center for restorative programs - alamosa

Center for Restorative Programs Philosophy

What is Restorative Justice?

The Center for Restorative Programs is based on the philosophy of Restorative Justice, which defines crime or other offenses as a violation of relationships. Restorative Justice is the process of recognizing injustice, restoring equity as much as possible, and providing for a more safe and secure future (focusing on the people and relationships damaged rather than the laws that were broken). In many cases, a face-to-face meeting of the victim and offender provides a sense of justice, fairness, satisfaction, and healing that is otherwise not available through criminal justice processes. This Restorative Justice model is contrasted with the punitive justice model more typical of our criminal justice system as follows:


Crime violates laws
Focus on guilt
Applies punishment
Adversarial process
State is central
Rules are key
Win/lose outcomes
Community members are separated
Focus on the past


Crime violates relationships
Focus on needs and responsibilities
Makes things “right”
Agreement by dialogue
Victim and offender are central
Assumption of responsibility is key
Needs met and healing occurs on both sides
Community members are brought together
Focus on future

Three objectives must be achieved in order to meet the goals of Restorative Justice:

  1. 1. Address the victim’s needs and questions.
  2. 2. Allow the offender to take responsibility for his/her actions.
  3. 3. Involve the community in restoring safety and balance.

These objectives represent a triad of equal concern for the victim, the offender, and the community. The Center for Restorative Programs seeks a balanced focus on all three in its mission and programs.

For more information about Restorative Justice, please see more Restorative Justice Resources.
Summarized from Howard Zehr, Changing Lenses
*Adapted from Ron Claassen, c. 1993

The 5 R’s of Restorative Justice

Written by: Lily Capstick
Volunteer Blog Writer

A great way to understand the Restorative Justice Community Group Conference process is to look at it through the lens of the 5 R’s: Relationship, Respect, Responsibility, Repair, and Reintegration (credited to Beverly Title, founder of Resolutionaries).


At the heart of every Restorative Justice process is a damaged relationship. The person who caused harm has negatively impacted the lives of real people and real communities. Without strong relationships, it becomes more difficult for us to lead fulfilling lives and create communities that we want to live in. Using the Restorative Justice Community Group Conference process, we are able to mend these relationships. Once the person who caused harm becomes accountable for their actions and begins to make amends, the relationship can start to heal.


If relationships are at the heart of Restorative Justice, respect is the key ingredient to make it happen. Respect keeps the process safe. All involved parties are trusted to show respect for themselves and for others at all stages of the process. We employ deep listening, where instead of assuming we know what the speaker is going to say, we focus on what they are actually saying. Even if we disagree with their thinking, we try to understand their perspective.


In order for Restorative Justice to be effective, everyone must grapple with their own personal responsibility. We ask that everyone is honest with themselves and searches deeply in their hearts to discover how they might have had a hand in the matter.
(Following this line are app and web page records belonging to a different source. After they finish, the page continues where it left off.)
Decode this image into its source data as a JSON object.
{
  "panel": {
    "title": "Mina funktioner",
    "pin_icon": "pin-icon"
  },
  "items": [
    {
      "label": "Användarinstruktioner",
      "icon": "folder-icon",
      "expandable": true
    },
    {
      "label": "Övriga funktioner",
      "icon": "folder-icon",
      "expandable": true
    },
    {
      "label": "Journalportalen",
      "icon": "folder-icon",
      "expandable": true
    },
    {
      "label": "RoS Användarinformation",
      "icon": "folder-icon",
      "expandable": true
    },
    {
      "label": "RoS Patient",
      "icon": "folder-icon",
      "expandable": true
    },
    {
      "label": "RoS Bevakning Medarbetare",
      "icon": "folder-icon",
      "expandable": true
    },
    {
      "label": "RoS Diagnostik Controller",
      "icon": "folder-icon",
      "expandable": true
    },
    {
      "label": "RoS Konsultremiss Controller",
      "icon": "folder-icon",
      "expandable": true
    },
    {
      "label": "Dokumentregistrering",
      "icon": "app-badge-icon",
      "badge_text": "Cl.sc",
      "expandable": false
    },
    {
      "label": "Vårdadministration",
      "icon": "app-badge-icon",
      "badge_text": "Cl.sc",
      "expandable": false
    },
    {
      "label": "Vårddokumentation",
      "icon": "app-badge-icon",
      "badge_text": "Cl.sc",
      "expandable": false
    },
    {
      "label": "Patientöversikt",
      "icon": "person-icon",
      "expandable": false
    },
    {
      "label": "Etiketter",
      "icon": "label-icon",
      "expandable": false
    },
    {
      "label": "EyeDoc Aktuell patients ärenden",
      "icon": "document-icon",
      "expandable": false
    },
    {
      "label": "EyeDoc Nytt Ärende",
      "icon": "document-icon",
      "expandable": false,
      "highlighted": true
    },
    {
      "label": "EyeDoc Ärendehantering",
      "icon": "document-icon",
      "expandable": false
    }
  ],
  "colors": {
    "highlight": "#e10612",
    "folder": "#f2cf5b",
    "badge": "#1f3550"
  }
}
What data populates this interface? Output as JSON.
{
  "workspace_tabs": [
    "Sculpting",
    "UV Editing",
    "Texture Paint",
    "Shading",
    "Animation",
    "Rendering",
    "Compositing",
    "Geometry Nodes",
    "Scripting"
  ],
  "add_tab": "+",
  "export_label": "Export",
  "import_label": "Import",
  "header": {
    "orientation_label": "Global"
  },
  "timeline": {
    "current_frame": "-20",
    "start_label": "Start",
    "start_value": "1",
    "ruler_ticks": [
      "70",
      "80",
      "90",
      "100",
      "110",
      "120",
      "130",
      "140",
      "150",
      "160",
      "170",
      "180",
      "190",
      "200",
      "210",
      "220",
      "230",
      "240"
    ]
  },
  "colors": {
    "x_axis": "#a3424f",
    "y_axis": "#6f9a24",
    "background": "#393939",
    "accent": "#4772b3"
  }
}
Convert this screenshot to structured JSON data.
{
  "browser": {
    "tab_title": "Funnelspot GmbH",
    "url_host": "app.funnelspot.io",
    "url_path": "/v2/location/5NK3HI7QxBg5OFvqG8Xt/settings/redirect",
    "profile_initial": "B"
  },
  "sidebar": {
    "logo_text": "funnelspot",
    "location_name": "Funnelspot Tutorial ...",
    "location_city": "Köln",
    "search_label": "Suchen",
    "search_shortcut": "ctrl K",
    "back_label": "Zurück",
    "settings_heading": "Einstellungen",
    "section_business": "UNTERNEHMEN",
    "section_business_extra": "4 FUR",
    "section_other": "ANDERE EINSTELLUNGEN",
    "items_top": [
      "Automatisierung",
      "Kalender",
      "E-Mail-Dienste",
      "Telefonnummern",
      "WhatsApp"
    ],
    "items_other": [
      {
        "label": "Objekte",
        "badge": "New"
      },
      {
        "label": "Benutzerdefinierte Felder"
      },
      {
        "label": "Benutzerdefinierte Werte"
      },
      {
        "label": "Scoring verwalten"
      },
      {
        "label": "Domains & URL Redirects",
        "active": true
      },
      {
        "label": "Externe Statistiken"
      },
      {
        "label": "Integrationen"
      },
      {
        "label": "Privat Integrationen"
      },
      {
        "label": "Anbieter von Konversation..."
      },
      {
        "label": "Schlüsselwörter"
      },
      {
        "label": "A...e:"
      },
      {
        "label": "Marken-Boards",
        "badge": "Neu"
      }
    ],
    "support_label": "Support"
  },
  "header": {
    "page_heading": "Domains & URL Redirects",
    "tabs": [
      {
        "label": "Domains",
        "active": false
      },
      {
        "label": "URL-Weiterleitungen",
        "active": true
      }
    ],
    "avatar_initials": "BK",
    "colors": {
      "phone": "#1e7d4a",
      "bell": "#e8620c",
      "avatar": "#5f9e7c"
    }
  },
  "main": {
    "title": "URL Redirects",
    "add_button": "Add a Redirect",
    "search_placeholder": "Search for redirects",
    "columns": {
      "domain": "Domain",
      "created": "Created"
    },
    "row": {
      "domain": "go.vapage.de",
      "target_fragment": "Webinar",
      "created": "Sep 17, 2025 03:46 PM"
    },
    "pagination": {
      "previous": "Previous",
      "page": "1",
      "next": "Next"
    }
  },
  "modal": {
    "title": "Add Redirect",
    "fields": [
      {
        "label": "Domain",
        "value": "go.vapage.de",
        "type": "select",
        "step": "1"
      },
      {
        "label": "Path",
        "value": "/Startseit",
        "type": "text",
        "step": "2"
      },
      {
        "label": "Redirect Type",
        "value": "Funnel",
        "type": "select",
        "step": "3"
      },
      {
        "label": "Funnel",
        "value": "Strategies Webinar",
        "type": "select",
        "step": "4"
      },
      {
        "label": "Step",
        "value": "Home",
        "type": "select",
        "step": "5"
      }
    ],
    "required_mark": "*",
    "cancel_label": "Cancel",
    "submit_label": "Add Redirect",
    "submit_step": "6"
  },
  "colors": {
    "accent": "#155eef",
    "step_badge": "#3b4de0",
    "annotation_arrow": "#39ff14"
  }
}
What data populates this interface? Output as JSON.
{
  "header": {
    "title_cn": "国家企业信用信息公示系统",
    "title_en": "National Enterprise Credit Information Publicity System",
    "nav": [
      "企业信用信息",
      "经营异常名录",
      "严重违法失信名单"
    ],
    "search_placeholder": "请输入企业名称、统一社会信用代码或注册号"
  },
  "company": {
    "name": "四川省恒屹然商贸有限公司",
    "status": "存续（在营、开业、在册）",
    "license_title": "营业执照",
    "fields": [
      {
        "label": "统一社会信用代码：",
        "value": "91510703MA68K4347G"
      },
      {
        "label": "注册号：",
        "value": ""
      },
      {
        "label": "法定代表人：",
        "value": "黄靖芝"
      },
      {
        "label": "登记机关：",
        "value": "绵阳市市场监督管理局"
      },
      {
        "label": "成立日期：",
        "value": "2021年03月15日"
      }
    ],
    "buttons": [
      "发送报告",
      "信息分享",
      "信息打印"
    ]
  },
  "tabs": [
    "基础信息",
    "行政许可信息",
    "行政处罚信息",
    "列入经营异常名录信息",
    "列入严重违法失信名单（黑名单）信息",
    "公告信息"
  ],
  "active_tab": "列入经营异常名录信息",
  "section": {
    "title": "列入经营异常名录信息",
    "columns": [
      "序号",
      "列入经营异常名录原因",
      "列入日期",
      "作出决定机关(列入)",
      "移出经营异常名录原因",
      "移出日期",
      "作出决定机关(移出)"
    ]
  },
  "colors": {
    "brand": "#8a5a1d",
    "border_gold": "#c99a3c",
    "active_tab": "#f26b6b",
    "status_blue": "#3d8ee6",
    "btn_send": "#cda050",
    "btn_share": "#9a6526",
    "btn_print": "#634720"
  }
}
Even if the harm was unintentional, the person who caused harm needs to take responsibility for their actions. Ultimately, taking responsibility needs to be a personal choice and cannot be imposed on someone unwillingly.


After respect and responsibility have been established, the next step towards healing is the repair process. The person who caused harm is expected to repair the harm that they did to the fullest extent possible, knowing well that not all of the harm can be repaired. The repair principle replaces thoughts of revenge and punishment, instead focusing on moving forward in a more positive direction. It is through working to repair the situation that the person who caused harm is able to regain their self-respect and respect for others.


In order to complete the process, the community allows the person who caused harm to accept responsibility and begin the reintegration process. Reintegration encourages collaboration of the community and the person who caused harm rather than turning toward coercion and isolation. This process recognizes the assets the person who caused harm brings to the table and what they have learned through the process. By accepting responsibility and agreeing to repair the harm, the person who caused harm creates space and trust to be reintegrated into the community.

Restorative Practices in Schools

Restorative Practices

Contact CRP

If you have questions please email or call 719-589-5255.